I put on my headphones and a playlist during my writing time this morning. I was eyeball deep in characters until I heard the opening chords of a song I haven't listened to in ages. All it took was a few bars and I was instantly taken to a time fifteen years ago. It was summer. I had my first true boyfriend. And sometime in August, we broke up.

I played this song over and over that summer. And just by listening to it again, all this time later, all the feelings of that period came back. And not just feelings, but impressions. Of working outside in the intense heat of summer, feeling the sun soak into my bare shoulders during the day as I worked in the orchards. The coolness of dew in the wee hours of the morning (don't ask what I was doing out in the wee hours, OK?). The seductive feel of water on my skin as I swam in the purple twilight.

I use my senses to evoke memories. Sometimes it's a song; sometimes it's a smell. Like the scent of fallen leaves in October, or the damp earth after a rain in a drought. The feel of snowflakes fluttering on your face - the big ones the size of your thumb. It's the only way to truly experience life instead of just going through it.

Thursday, August 04, 2005

Distractions and other procrastination techniques

I am finding writing pretty difficult these days.

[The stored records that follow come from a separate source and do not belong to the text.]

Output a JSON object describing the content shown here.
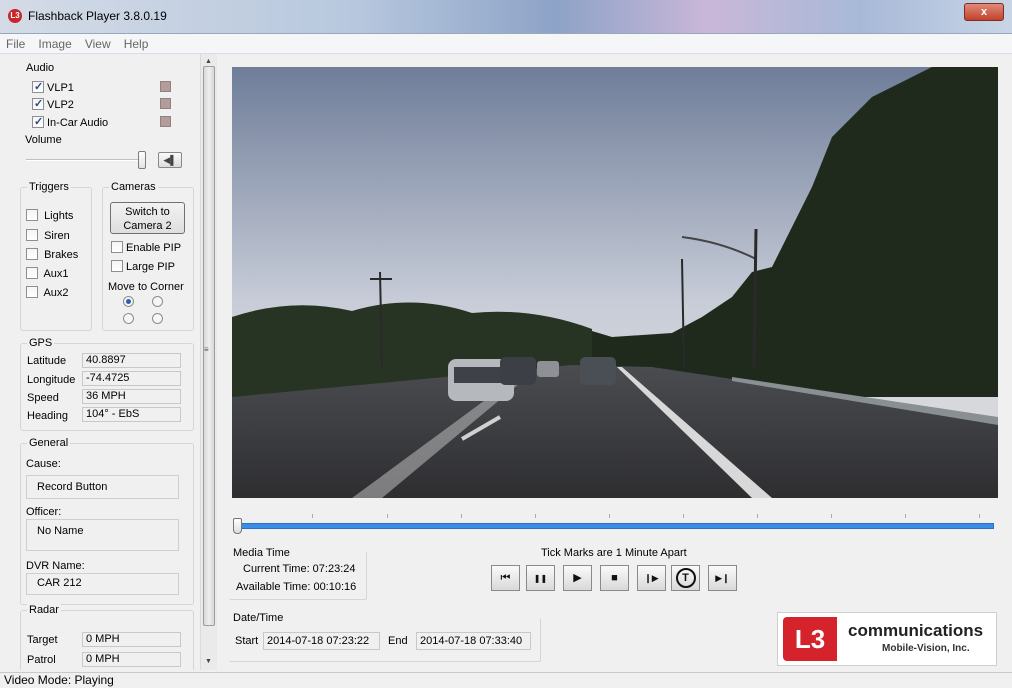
{
  "window": {
    "title": "Flashback Player 3.8.0.19",
    "close_label": "x"
  },
  "menu": [
    "File",
    "Image",
    "View",
    "Help"
  ],
  "audio": {
    "title": "Audio",
    "channels": [
      {
        "label": "VLP1",
        "checked": true
      },
      {
        "label": "VLP2",
        "checked": true
      },
      {
        "label": "In-Car Audio",
        "checked": true
      }
    ],
    "volume_label": "Volume"
  },
  "triggers": {
    "title": "Triggers",
    "items": [
      "Lights",
      "Siren",
      "Brakes",
      "Aux1",
      "Aux2"
    ]
  },
  "cameras": {
    "title": "Cameras",
    "switch_button": "Switch to Camera 2",
    "enable_pip": "Enable PIP",
    "large_pip": "Large PIP",
    "move_to_corner": "Move to Corner"
  },
  "gps": {
    "title": "GPS",
    "latitude_label": "Latitude",
    "latitude": "40.8897",
    "longitude_label": "Longitude",
    "longitude": "-74.4725",
    "speed_label": "Speed",
    "speed": "36 MPH",
    "heading_label": "Heading",
    "heading": "104° - EbS"
  },
  "general": {
    "title": "General",
    "cause_label": "Cause:",
    "cause": "Record Button",
    "officer_label": "Officer:",
    "officer": "No Name",
    "dvr_label": "DVR Name:",
    "dvr": "CAR 212"
  },
  "radar": {
    "title": "Radar",
    "target_label": "Target",
    "target": "0 MPH",
    "patrol_label": "Patrol",
    "patrol": "0 MPH"
  },
  "media_time": {
    "title": "Media Time",
    "current": "Current Time: 07:23:24",
    "available": "Available Time: 00:10:16"
  },
  "tick_note": "Tick Marks are 1 Minute Apart",
  "controls": {
    "skip_start": "⏮",
    "pause": "❚❚",
    "play": "▶",
    "stop": "■",
    "step": "❙▶",
    "tag": "T",
    "skip_end": "▶❙"
  },
  "date_time": {
    "title": "Date/Time",
    "start_label": "Start",
    "start": "2014-07-18 07:23:22",
    "end_label": "End",
    "end": "2014-07-18 07:33:40"
  },
  "logo": {
    "mark": "L3",
    "name": "communications",
    "sub": "Mobile-Vision, Inc."
  },
  "status": "Video Mode: Playing"
}
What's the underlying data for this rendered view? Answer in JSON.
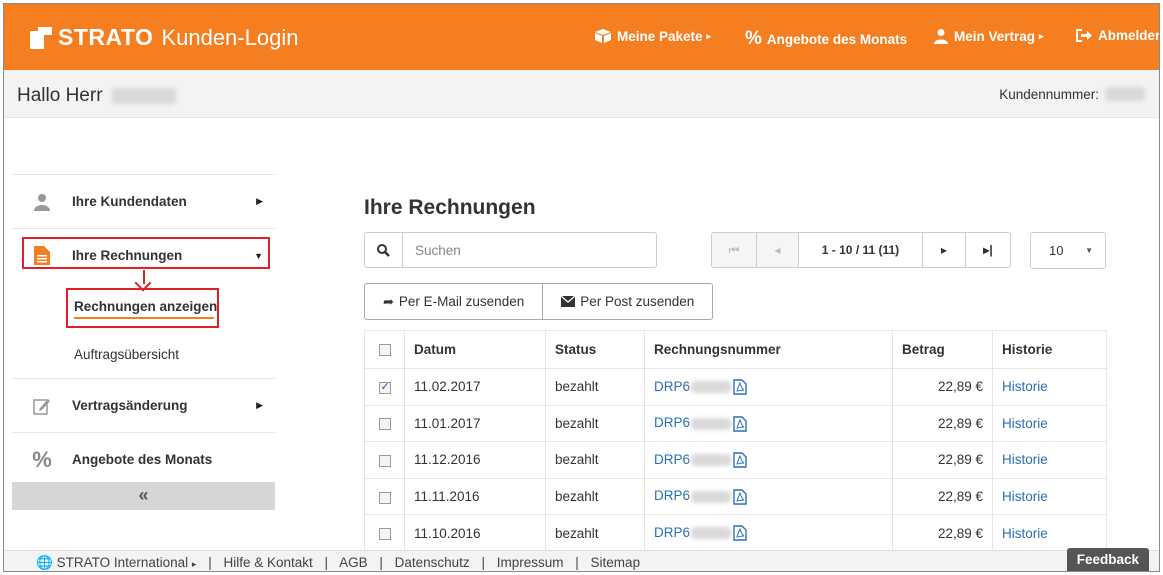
{
  "header": {
    "brand": "STRATO",
    "subtitle": "Kunden-Login",
    "nav": [
      {
        "label": "Meine Pakete",
        "icon": "box-icon"
      },
      {
        "label": "Angebote des Monats",
        "icon": "percent-icon"
      },
      {
        "label": "Mein Vertrag",
        "icon": "user-icon"
      },
      {
        "label": "Abmelden",
        "icon": "logout-icon"
      }
    ]
  },
  "greeting": {
    "hello": "Hallo Herr",
    "customer_number_label": "Kundennummer:"
  },
  "sidebar": {
    "items": [
      {
        "label": "Ihre Kundendaten",
        "icon": "user-icon"
      },
      {
        "label": "Ihre Rechnungen",
        "icon": "document-icon"
      },
      {
        "label": "Vertragsänderung",
        "icon": "edit-icon"
      },
      {
        "label": "Angebote des Monats",
        "icon": "percent-icon"
      }
    ],
    "subitems": [
      {
        "label": "Rechnungen anzeigen"
      },
      {
        "label": "Auftragsübersicht"
      }
    ],
    "collapse_label": "«"
  },
  "main": {
    "title": "Ihre Rechnungen",
    "search_placeholder": "Suchen",
    "pager_info": "1 - 10 / 11 (11)",
    "per_page": "10",
    "actions": {
      "email": "Per E-Mail zusenden",
      "post": "Per Post zusenden"
    },
    "table": {
      "headers": [
        "Datum",
        "Status",
        "Rechnungsnummer",
        "Betrag",
        "Historie"
      ],
      "rows": [
        {
          "checked": true,
          "date": "11.02.2017",
          "status": "bezahlt",
          "invoice_prefix": "DRP6",
          "amount": "22,89 €",
          "history": "Historie"
        },
        {
          "checked": false,
          "date": "11.01.2017",
          "status": "bezahlt",
          "invoice_prefix": "DRP6",
          "amount": "22,89 €",
          "history": "Historie"
        },
        {
          "checked": false,
          "date": "11.12.2016",
          "status": "bezahlt",
          "invoice_prefix": "DRP6",
          "amount": "22,89 €",
          "history": "Historie"
        },
        {
          "checked": false,
          "date": "11.11.2016",
          "status": "bezahlt",
          "invoice_prefix": "DRP6",
          "amount": "22,89 €",
          "history": "Historie"
        },
        {
          "checked": false,
          "date": "11.10.2016",
          "status": "bezahlt",
          "invoice_prefix": "DRP6",
          "amount": "22,89 €",
          "history": "Historie"
        }
      ]
    }
  },
  "footer": {
    "links": [
      "STRATO International",
      "Hilfe & Kontakt",
      "AGB",
      "Datenschutz",
      "Impressum",
      "Sitemap"
    ],
    "feedback": "Feedback"
  },
  "colors": {
    "brand_orange": "#f47e20",
    "highlight_red": "#e01f26",
    "link_blue": "#2a6ebb"
  }
}
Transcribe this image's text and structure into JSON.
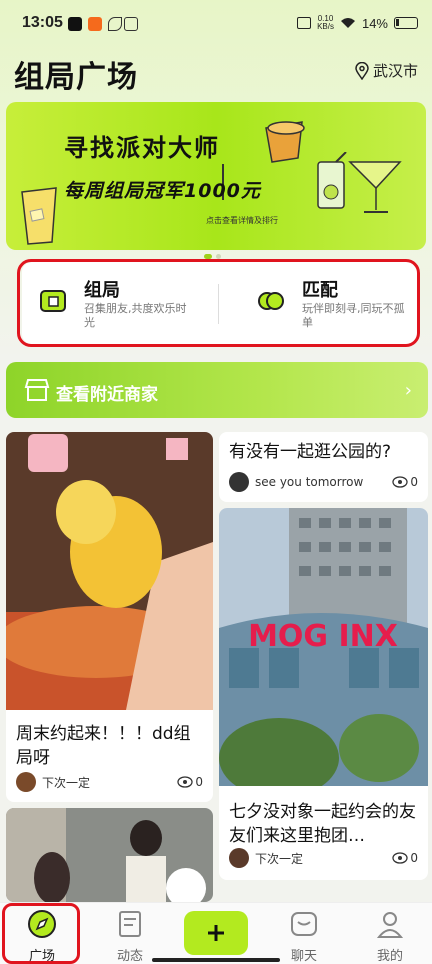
{
  "status_bar": {
    "time": "13:05",
    "net_speed": "0.10",
    "net_unit": "KB/s",
    "battery": "14%"
  },
  "header": {
    "title": "组局广场",
    "city": "武汉市"
  },
  "banner": {
    "headline": "寻找派对大师",
    "subtitle": "每周组局冠军1000元",
    "hint": "点击查看详情及排行"
  },
  "features": [
    {
      "title": "组局",
      "desc": "召集朋友,共度欢乐时光",
      "icon": "group-icon"
    },
    {
      "title": "匹配",
      "desc": "玩伴即刻寻,同玩不孤单",
      "icon": "match-icon"
    }
  ],
  "nearby": {
    "label": "查看附近商家"
  },
  "feed": {
    "left": [
      {
        "caption": "周末约起来！！！dd组局呀",
        "user": "下次一定",
        "views": "0"
      },
      {
        "caption": "",
        "user": "",
        "views": ""
      }
    ],
    "right": [
      {
        "caption": "有没有一起逛公园的?",
        "user": "see you tomorrow",
        "views": "0"
      },
      {
        "caption": "七夕没对象一起约会的友友们来这里抱团…",
        "user": "下次一定",
        "views": "0"
      }
    ],
    "sign_text": "MOG INX"
  },
  "nav": [
    {
      "label": "广场",
      "icon": "compass-icon"
    },
    {
      "label": "动态",
      "icon": "feed-icon"
    },
    {
      "label": "",
      "icon": "plus-icon"
    },
    {
      "label": "聊天",
      "icon": "chat-icon"
    },
    {
      "label": "我的",
      "icon": "profile-icon"
    }
  ],
  "colors": {
    "accent": "#b3ea1f",
    "highlight": "#e0141e",
    "nearby": "#8ed429"
  }
}
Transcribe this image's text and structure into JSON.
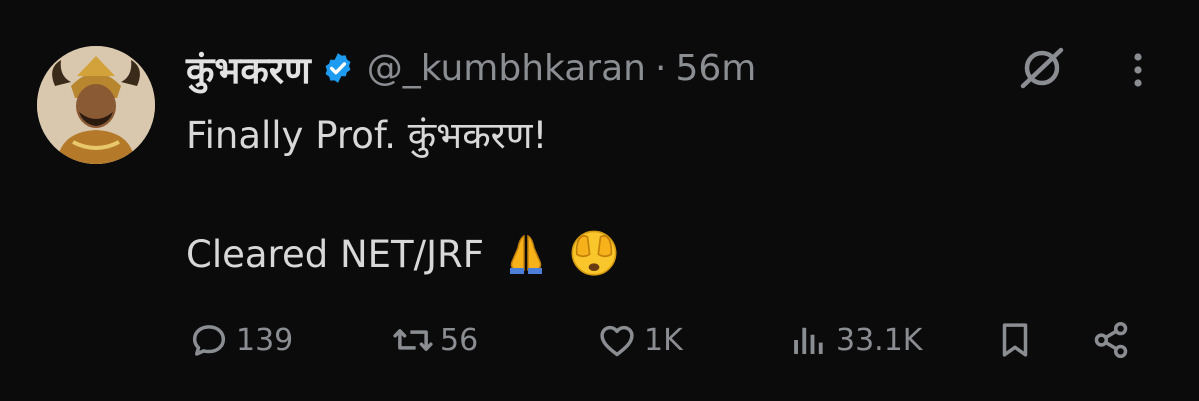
{
  "tweet": {
    "display_name": "कुंभकरण",
    "handle": "@_kumbhkaran",
    "separator": "·",
    "time": "56m",
    "text_line1": "Finally Prof. कुंभकरण!",
    "text_line2": "Cleared NET/JRF",
    "emojis": [
      "folded-hands-emoji",
      "face-covering-eyes-emoji"
    ]
  },
  "actions": {
    "replies": "139",
    "reposts": "56",
    "likes": "1K",
    "views": "33.1K"
  },
  "colors": {
    "background": "#0b0b0c",
    "text": "#d8d8d8",
    "muted": "#8a8d91",
    "verified": "#1d9bf0"
  }
}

I am also very ready for school to start again. I'm not sure if it's boredom on the part of my oldest, but we've had attitude issues and sisterly fights the past few weeks. I've delivered various sermons and imposed several punishments.

The latest comes in the middle of injecting a scene with emotion and conflict. Here I am, trying to get the heroine's feelings across - she's torn, she loves the Hero but knows he is about to hurt her...and enter bickering children.

Deliver ultimatum: stop fighting and play nice or it's off to your rooms and taking the toy in question away. Said in very loud scary voice.

Look back at document at screen and realize I've completely lost my train of thought, not to mention the "feeling" of the moment. Smack forehead with frustration.

Other procrastination techniques: updating blog. LOL

Next up - checking e-mail. I really do better when I work on the laptop, not hooked up to internet. (Chants: discipline, discipline!)

Tuesday, August 02, 2005

You CAN fix a blank page!

I think I jinxed myself with my last post, LOL. Things sort of ground to a halt over the weekend.

I wrote 8 pages of a "black moment" kind of scene....and revised it three times. And it STILL wasn't working the way I wanted. Didn't matter how much I tried, I knew I was being way too easy on my characters. I had to make it more emotional, more angry, more desperate.

While trying to fall asleep Saturday, I said to my dh, "I think I need to delete it."

So I did - saved it to another file, of course, but re-wrote those 8 pages and it's going better. For a very long time I've been terrified of the delete key....but really it is your friend! I am not afraid to use it now. I would rather delete something and make it fresher, more vibrant, than revise until I say, "That's as good as it gets, it'll have to do."

Nora Roberts is famous for the quote "You can't fix a blank page" (actually, she's famous for a lot of things and this is pretty minor in comparison!). I challenge that in my own warped sort of way. Because revising that scene didn't inject the life or conflict I needed. What it really needed was a nice, clean, white space in which to start over.

But, um, guess what's next on my agenda? You got it. Revising that scene. :-)